The most effective, long-term method of shading a planet is with moons.

Solar shades
Solar shades have a low mass, high surface-area-to-mass ratio and unstable orbits. Their high surface-area-to-mass ratio allows sunlight to easily push them into a higher eccentric orbit. In a short time they're flung out of orbit or crash into the planet. Their thin material is shreaded my cosmic rays and micrometeorite impacts. They're expensive to produce, difficult to position and require continual maintenance. They're a short-period option, not consistant with the long-period stages involved with terraforming.

Moons

Moons have a high mass, low surface-area-to-mass ratio and maintain a stable orbit.
They promote techtonic plate activity, tides, and volcanism.
They're also essential for moonlight, which many nocturnal species rely on.

When a moon passes between the planet and a star it creates a shadow on the planet, an eclipse. An eclipse will, for a short time, shade the planet from direct sunlight. In the shadow of an eclipse the local temperature plunges. The amount of sunlight reaching the planet, as a whole, decreases slightly but regularly. By maximising eclipses a significant and permanent decrease in tempeature can be achieved, and maintained with no additional cost.

Eclipses are often overlooked as a method of planetary cooling. Perhaps this is due to our own infrequent and brief eclipse experience with Luna. The orbital inclination of Luna is small, 5°, that's enough to keep its shadow off Earth most of the time. If the orbital inclination of Luna was 0°, there would be longer and regular total eclipses every month.

There are many options to maximise the decrease in temperature caused by an eclipse:
0° orbital inclination is essential! The slightest inclination will significantly reduce eclipse frequency and its shading effect. The orbit of any mass in a system is gravitationally effected by other masses, and will alter over time. Minimise this effect by ensuring all masses in the system, especially gas giants, have a 0° orbital inclination.
Have multiple moons. Extra moons will have different orbits and thus different orbital periods. Careful calculations can maximise the number of moons and ensure multiple eclipses.
Create a high volume, low density moon. The larger and lighter the moon, the closer it can move to the planet, and the greater the shading effect.
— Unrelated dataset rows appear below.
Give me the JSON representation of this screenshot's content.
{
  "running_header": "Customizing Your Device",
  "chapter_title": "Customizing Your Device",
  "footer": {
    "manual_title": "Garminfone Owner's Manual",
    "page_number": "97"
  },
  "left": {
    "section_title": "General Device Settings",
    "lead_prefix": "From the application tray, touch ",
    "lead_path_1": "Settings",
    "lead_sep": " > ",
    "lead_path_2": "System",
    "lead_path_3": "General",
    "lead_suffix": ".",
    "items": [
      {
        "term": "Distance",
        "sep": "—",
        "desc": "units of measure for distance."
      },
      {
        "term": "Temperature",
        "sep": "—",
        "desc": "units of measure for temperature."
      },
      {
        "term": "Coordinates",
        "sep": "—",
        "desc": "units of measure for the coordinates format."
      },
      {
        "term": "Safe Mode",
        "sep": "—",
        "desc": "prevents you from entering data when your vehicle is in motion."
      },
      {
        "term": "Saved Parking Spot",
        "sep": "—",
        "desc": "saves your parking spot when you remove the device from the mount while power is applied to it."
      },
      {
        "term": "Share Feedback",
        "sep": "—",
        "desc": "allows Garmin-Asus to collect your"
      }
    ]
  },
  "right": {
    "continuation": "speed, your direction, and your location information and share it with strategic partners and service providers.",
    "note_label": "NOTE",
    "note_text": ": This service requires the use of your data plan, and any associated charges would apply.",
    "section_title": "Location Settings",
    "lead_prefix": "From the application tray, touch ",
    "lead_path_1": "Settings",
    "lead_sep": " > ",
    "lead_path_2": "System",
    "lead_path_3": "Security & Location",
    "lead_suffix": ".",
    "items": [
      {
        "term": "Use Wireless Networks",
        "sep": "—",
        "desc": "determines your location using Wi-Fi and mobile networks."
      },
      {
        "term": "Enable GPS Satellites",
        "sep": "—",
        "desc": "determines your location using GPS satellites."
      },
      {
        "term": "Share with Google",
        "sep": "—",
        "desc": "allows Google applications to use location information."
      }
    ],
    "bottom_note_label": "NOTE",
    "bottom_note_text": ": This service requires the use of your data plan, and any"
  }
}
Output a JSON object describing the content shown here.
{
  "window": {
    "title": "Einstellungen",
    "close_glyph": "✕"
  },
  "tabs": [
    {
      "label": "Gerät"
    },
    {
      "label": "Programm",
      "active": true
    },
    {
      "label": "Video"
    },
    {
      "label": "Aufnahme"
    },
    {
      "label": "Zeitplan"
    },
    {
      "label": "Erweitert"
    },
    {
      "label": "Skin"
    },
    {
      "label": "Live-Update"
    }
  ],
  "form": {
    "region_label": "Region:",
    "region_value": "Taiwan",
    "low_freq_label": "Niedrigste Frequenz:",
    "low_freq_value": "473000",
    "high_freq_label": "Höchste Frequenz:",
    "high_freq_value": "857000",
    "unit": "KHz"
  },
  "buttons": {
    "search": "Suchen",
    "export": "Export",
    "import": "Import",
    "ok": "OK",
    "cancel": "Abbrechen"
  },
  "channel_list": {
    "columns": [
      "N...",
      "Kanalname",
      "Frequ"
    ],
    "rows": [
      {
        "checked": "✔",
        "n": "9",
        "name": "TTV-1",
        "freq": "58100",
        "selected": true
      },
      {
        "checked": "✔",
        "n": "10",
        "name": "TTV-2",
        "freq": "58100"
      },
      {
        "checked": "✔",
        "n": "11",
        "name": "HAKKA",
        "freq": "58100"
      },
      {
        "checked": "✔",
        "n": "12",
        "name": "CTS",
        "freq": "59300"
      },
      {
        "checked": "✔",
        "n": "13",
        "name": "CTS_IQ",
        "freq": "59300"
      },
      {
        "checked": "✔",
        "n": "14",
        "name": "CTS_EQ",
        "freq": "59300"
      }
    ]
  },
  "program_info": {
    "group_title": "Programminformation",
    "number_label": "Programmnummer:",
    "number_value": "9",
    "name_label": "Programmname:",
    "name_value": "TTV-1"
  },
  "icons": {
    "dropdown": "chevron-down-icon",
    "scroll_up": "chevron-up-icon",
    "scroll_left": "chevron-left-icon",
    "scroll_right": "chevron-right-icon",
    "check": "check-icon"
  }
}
Also, lighter moons mean more moons can fit in orbit of the planet.
Albedo Both high and low albedo moons create an eclipse when on the star side of the planet, but only high albedo moons create moonlight when on the other side. Moonlight will add an extra small amount of energy to a planet but the ability to watch multiple moons dash across the night sky might be worth it. It's up to you.

When lower temperatures are no longer required, a slight increase to the orbital inclination of each moon will significantly reduce the shading effect, and create a spectacular moon filled sky.